EXERCISE BRIEF →
If a line in the material below has the word "text", copy it.
++++ PROVIDED RECORDS
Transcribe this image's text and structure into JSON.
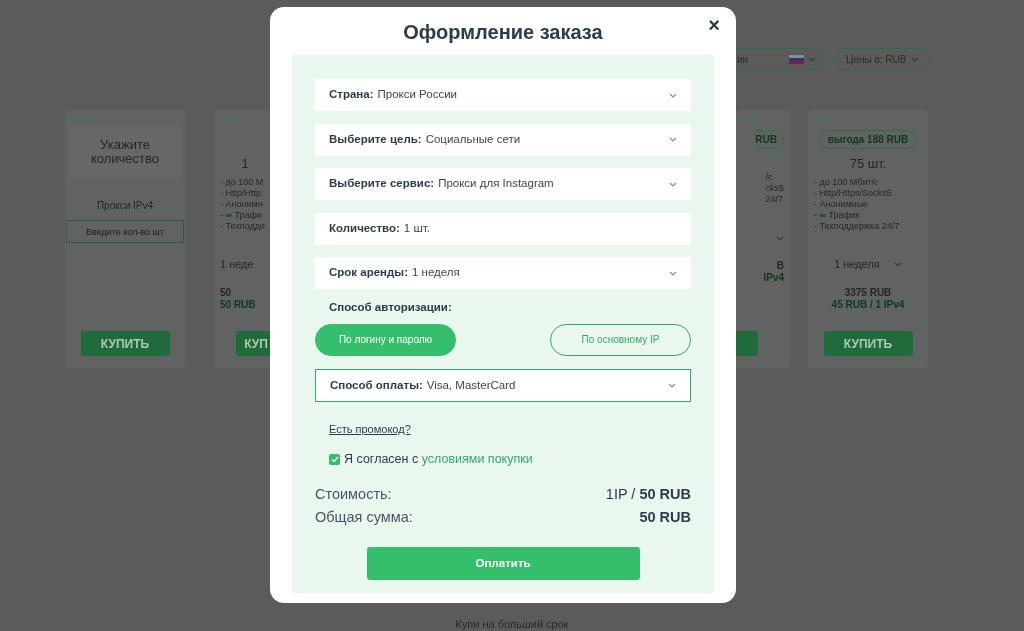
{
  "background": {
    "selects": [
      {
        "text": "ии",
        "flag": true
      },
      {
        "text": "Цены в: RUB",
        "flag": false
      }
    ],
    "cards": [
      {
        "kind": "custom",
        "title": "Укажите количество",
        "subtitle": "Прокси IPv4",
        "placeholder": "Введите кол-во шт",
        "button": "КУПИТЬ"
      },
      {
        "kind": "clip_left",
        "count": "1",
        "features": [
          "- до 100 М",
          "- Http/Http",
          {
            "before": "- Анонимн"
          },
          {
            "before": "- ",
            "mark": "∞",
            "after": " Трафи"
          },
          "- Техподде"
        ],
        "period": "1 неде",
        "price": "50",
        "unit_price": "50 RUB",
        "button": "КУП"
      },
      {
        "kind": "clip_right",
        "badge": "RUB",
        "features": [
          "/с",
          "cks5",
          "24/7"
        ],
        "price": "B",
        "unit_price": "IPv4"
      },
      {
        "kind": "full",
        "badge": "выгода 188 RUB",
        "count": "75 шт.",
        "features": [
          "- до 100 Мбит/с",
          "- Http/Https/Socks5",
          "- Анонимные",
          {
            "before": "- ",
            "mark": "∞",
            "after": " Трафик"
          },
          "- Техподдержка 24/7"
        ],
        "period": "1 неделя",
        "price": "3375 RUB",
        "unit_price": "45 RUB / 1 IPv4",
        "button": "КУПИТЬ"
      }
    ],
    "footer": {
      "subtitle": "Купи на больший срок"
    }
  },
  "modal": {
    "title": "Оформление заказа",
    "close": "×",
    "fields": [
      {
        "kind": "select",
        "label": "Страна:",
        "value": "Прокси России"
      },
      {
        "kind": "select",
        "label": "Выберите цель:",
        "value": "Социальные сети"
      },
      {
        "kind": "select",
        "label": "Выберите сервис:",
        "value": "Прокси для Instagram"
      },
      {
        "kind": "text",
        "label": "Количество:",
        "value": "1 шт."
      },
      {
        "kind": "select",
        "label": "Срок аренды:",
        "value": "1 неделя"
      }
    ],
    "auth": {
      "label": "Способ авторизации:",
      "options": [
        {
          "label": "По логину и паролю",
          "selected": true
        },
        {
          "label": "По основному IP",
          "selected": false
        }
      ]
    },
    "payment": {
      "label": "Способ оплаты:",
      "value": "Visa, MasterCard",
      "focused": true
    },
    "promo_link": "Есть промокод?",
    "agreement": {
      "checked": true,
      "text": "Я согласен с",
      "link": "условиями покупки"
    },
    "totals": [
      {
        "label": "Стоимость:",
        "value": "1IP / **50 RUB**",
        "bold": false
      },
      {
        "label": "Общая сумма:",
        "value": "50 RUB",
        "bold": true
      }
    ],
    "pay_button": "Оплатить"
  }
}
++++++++
TASK RESPONSE →
Transcribe this image's text and structure into JSON.
        "text": "ии",
        "text": "Цены в: RUB",
        "kind": "text",
      "text": "Я согласен с",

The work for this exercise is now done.